#### Source information

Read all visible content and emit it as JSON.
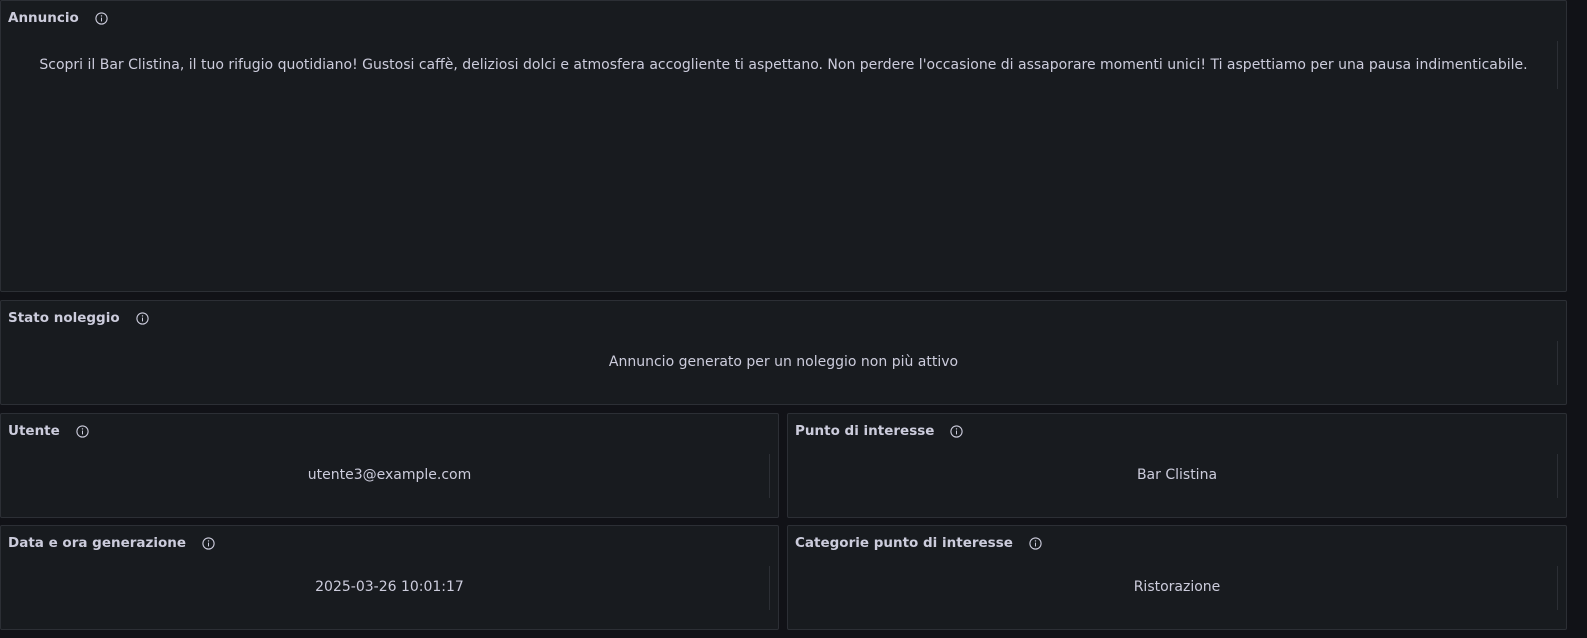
{
  "panels": {
    "annuncio": {
      "title": "Annuncio",
      "value": "Scopri il Bar Clistina, il tuo rifugio quotidiano! Gustosi caffè, deliziosi dolci e atmosfera accogliente ti aspettano. Non perdere l'occasione di assaporare momenti unici! Ti aspettiamo per una pausa indimenticabile."
    },
    "stato_noleggio": {
      "title": "Stato noleggio",
      "value": "Annuncio generato per un noleggio non più attivo"
    },
    "utente": {
      "title": "Utente",
      "value": "utente3@example.com"
    },
    "punto_interesse": {
      "title": "Punto di interesse",
      "value": "Bar Clistina"
    },
    "data_ora": {
      "title": "Data e ora generazione",
      "value": "2025-03-26 10:01:17"
    },
    "categorie": {
      "title": "Categorie punto di interesse",
      "value": "Ristorazione"
    }
  },
  "icons": {
    "panel_info": "info-circle-icon"
  },
  "colors": {
    "background": "#111217",
    "panel": "#181b1f",
    "border": "#2c2f35",
    "text": "#ccccdc"
  }
}
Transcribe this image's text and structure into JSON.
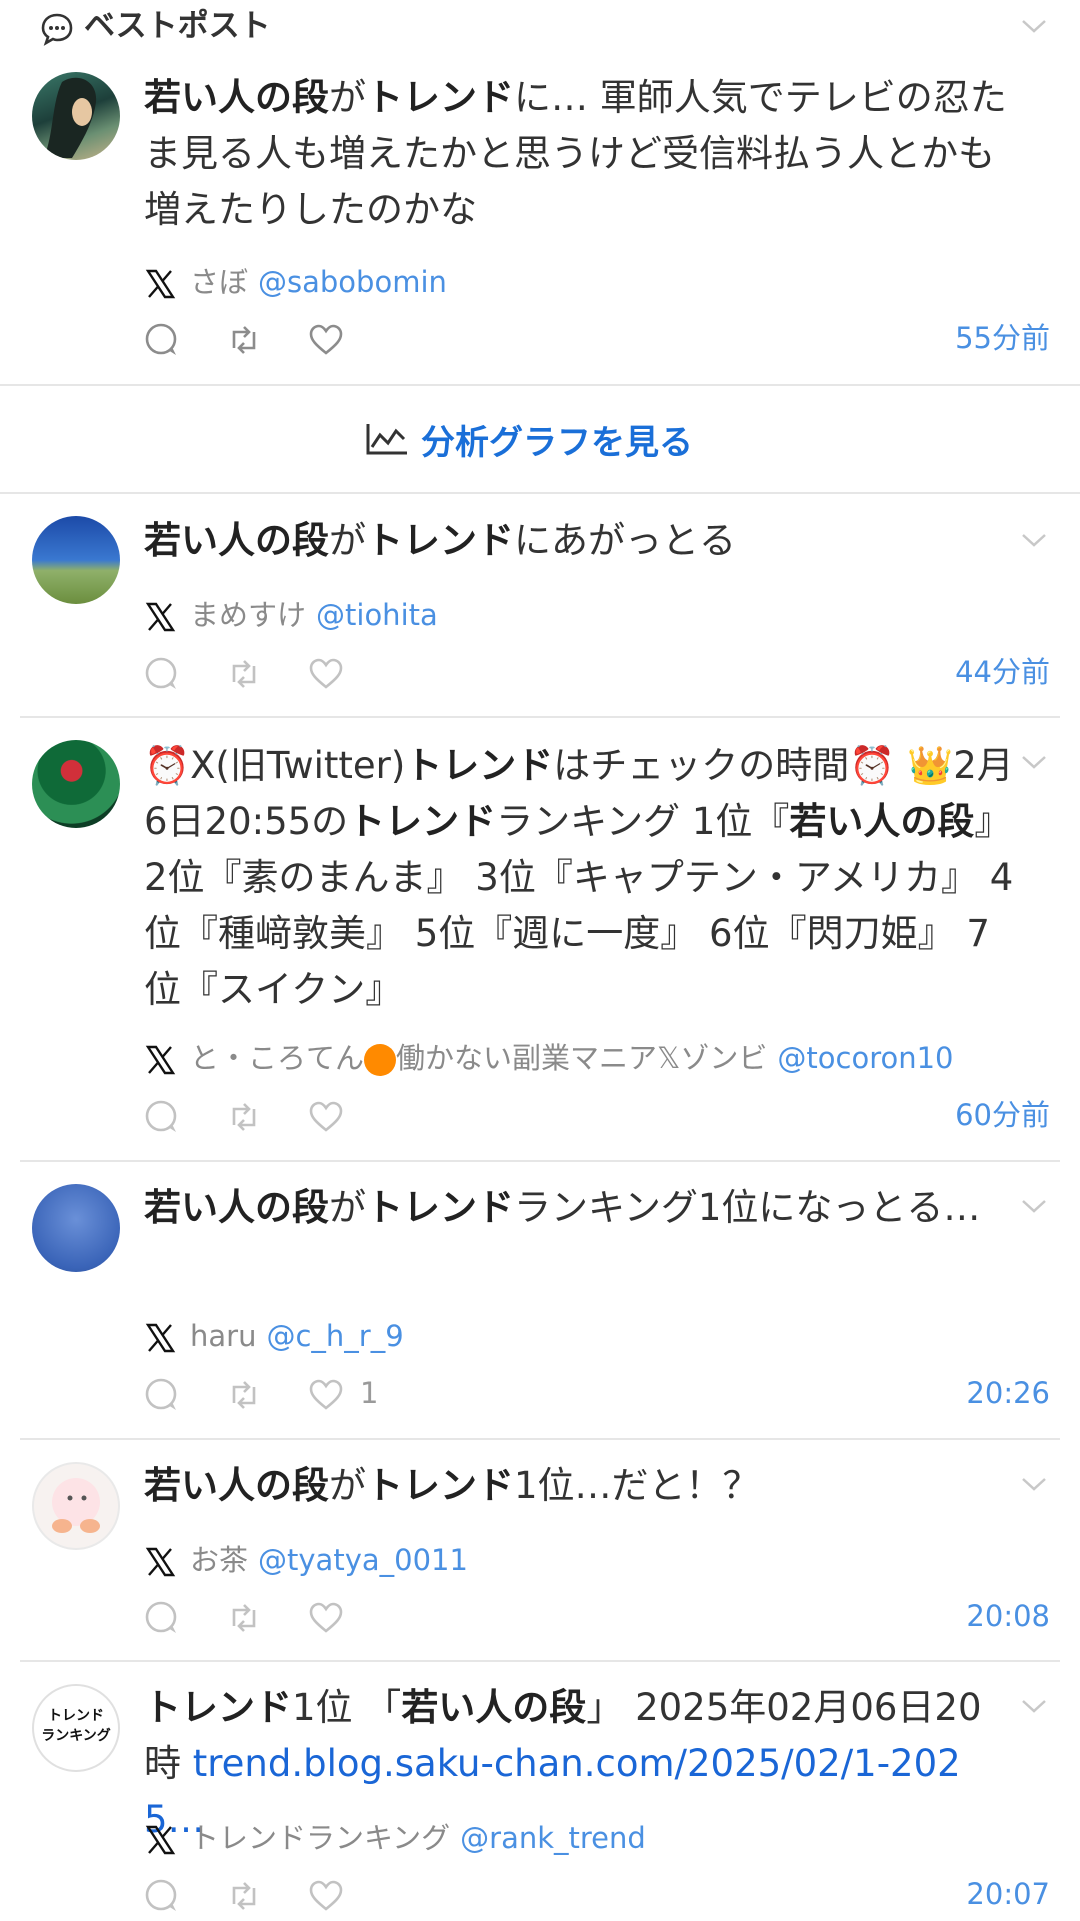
{
  "header": {
    "title": "ベストポスト"
  },
  "analysis": {
    "label": "分析グラフを見る"
  },
  "posts": [
    {
      "segments": [
        {
          "t": "若い人の段",
          "b": true
        },
        {
          "t": "が",
          "b": false
        },
        {
          "t": "トレンド",
          "b": true
        },
        {
          "t": "に… 軍師人気でテレビの忍たま見る人も増えたかと思うけど受信料払う人とかも増えたりしたのかな",
          "b": false
        }
      ],
      "name": "さぼ",
      "handle": "@sabobomin",
      "likes": "",
      "time": "55分前"
    },
    {
      "segments": [
        {
          "t": "若い人の段",
          "b": true
        },
        {
          "t": "が",
          "b": false
        },
        {
          "t": "トレンド",
          "b": true
        },
        {
          "t": "にあがっとる",
          "b": false
        }
      ],
      "name": "まめすけ",
      "handle": "@tiohita",
      "likes": "",
      "time": "44分前"
    },
    {
      "segments": [
        {
          "t": "⏰X(旧Twitter)",
          "b": false
        },
        {
          "t": "トレンド",
          "b": true
        },
        {
          "t": "はチェックの時間⏰ 👑2月6日20:55の",
          "b": false
        },
        {
          "t": "トレンド",
          "b": true
        },
        {
          "t": "ランキング 1位『",
          "b": false
        },
        {
          "t": "若い人の段",
          "b": true
        },
        {
          "t": "』 2位『素のまんま』 3位『キャプテン・アメリカ』 4位『種﨑敦美』 5位『週に一度』 6位『閃刀姫』 7位『スイクン』",
          "b": false
        }
      ],
      "name_pre": "と・ころてん",
      "name_post": "働かない副業マニア𝕏ゾンビ",
      "handle": "@tocoron10",
      "likes": "",
      "time": "60分前"
    },
    {
      "segments": [
        {
          "t": "若い人の段",
          "b": true
        },
        {
          "t": "が",
          "b": false
        },
        {
          "t": "トレンド",
          "b": true
        },
        {
          "t": "ランキング1位になっとる…",
          "b": false
        }
      ],
      "name": "haru",
      "handle": "@c_h_r_9",
      "likes": "1",
      "time": "20:26"
    },
    {
      "segments": [
        {
          "t": "若い人の段",
          "b": true
        },
        {
          "t": "が",
          "b": false
        },
        {
          "t": "トレンド",
          "b": true
        },
        {
          "t": "1位…だと！？",
          "b": false
        }
      ],
      "name": "お茶",
      "handle": "@tyatya_0011",
      "likes": "",
      "time": "20:08"
    },
    {
      "segments": [
        {
          "t": "トレンド",
          "b": true
        },
        {
          "t": "1位 「",
          "b": false
        },
        {
          "t": "若い人の段",
          "b": true
        },
        {
          "t": "」 2025年02月06日20時 ",
          "b": false
        },
        {
          "t": "trend.blog.saku-chan.com/2025/02/1-2025…",
          "link": true
        }
      ],
      "name": "トレンドランキング",
      "handle": "@rank_trend",
      "likes": "",
      "time": "20:07"
    }
  ],
  "avatar_logo": {
    "line1": "トレンド",
    "line2": "ランキング"
  },
  "colors": {
    "accent": "#1a6fd8",
    "handle": "#4a90e2",
    "divider": "#e6e6e6"
  }
}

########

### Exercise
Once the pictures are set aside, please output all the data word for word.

### Answer for the task
Read all visible content and emit it as JSON.
{
  "panels": {
    "annuncio": {
      "title": "Annuncio",
      "value": "Scopri il Bar Clistina, il tuo rifugio quotidiano! Gustosi caffè, deliziosi dolci e atmosfera accogliente ti aspettano. Non perdere l'occasione di assaporare momenti unici! Ti aspettiamo per una pausa indimenticabile."
    },
    "stato_noleggio": {
      "title": "Stato noleggio",
      "value": "Annuncio generato per un noleggio non più attivo"
    },
    "utente": {
      "title": "Utente",
      "value": "utente3@example.com"
    },
    "punto_interesse": {
      "title": "Punto di interesse",
      "value": "Bar Clistina"
    },
    "data_ora": {
      "title": "Data e ora generazione",
      "value": "2025-03-26 10:01:17"
    },
    "categorie": {
      "title": "Categorie punto di interesse",
      "value": "Ristorazione"
    }
  },
  "icons": {
    "panel_info": "info-circle-icon"
  },
  "colors": {
    "background": "#111217",
    "panel": "#181b1f",
    "border": "#2c2f35",
    "text": "#ccccdc"
  }
}
Transcribe this image's text and structure into JSON.
{
  "header": {
    "title": "ベストポスト"
  },
  "analysis": {
    "label": "分析グラフを見る"
  },
  "posts": [
    {
      "segments": [
        {
          "t": "若い人の段",
          "b": true
        },
        {
          "t": "が",
          "b": false
        },
        {
          "t": "トレンド",
          "b": true
        },
        {
          "t": "に… 軍師人気でテレビの忍たま見る人も増えたかと思うけど受信料払う人とかも増えたりしたのかな",
          "b": false
        }
      ],
      "name": "さぼ",
      "handle": "@sabobomin",
      "likes": "",
      "time": "55分前"
    },
    {
      "segments": [
        {
          "t": "若い人の段",
          "b": true
        },
        {
          "t": "が",
          "b": false
        },
        {
          "t": "トレンド",
          "b": true
        },
        {
          "t": "にあがっとる",
          "b": false
        }
      ],
      "name": "まめすけ",
      "handle": "@tiohita",
      "likes": "",
      "time": "44分前"
    },
    {
      "segments": [
        {
          "t": "⏰X(旧Twitter)",
          "b": false
        },
        {
          "t": "トレンド",
          "b": true
        },
        {
          "t": "はチェックの時間⏰ 👑2月6日20:55の",
          "b": false
        },
        {
          "t": "トレンド",
          "b": true
        },
        {
          "t": "ランキング 1位『",
          "b": false
        },
        {
          "t": "若い人の段",
          "b": true
        },
        {
          "t": "』 2位『素のまんま』 3位『キャプテン・アメリカ』 4位『種﨑敦美』 5位『週に一度』 6位『閃刀姫』 7位『スイクン』",
          "b": false
        }
      ],
      "name_pre": "と・ころてん",
      "name_post": "働かない副業マニア𝕏ゾンビ",
      "handle": "@tocoron10",
      "likes": "",
      "time": "60分前"
    },
    {
      "segments": [
        {
          "t": "若い人の段",
          "b": true
        },
        {
          "t": "が",
          "b": false
        },
        {
          "t": "トレンド",
          "b": true
        },
        {
          "t": "ランキング1位になっとる…",
          "b": false
        }
      ],
      "name": "haru",
      "handle": "@c_h_r_9",
      "likes": "1",
      "time": "20:26"
    },
    {
      "segments": [
        {
          "t": "若い人の段",
          "b": true
        },
        {
          "t": "が",
          "b": false
        },
        {
          "t": "トレンド",
          "b": true
        },
        {
          "t": "1位…だと！？",
          "b": false
        }
      ],
      "name": "お茶",
      "handle": "@tyatya_0011",
      "likes": "",
      "time": "20:08"
    },
    {
      "segments": [
        {
          "t": "トレンド",
          "b": true
        },
        {
          "t": "1位 「",
          "b": false
        },
        {
          "t": "若い人の段",
          "b": true
        },
        {
          "t": "」 2025年02月06日20時 ",
          "b": false
        },
        {
          "t": "trend.blog.saku-chan.com/2025/02/1-2025…",
          "link": true
        }
      ],
      "name": "トレンドランキング",
      "handle": "@rank_trend",
      "likes": "",
      "time": "20:07"
    }
  ],
  "avatar_logo": {
    "line1": "トレンド",
    "line2": "ランキング"
  },
  "colors": {
    "accent": "#1a6fd8",
    "handle": "#4a90e2",
    "divider": "#e6e6e6"
  }
}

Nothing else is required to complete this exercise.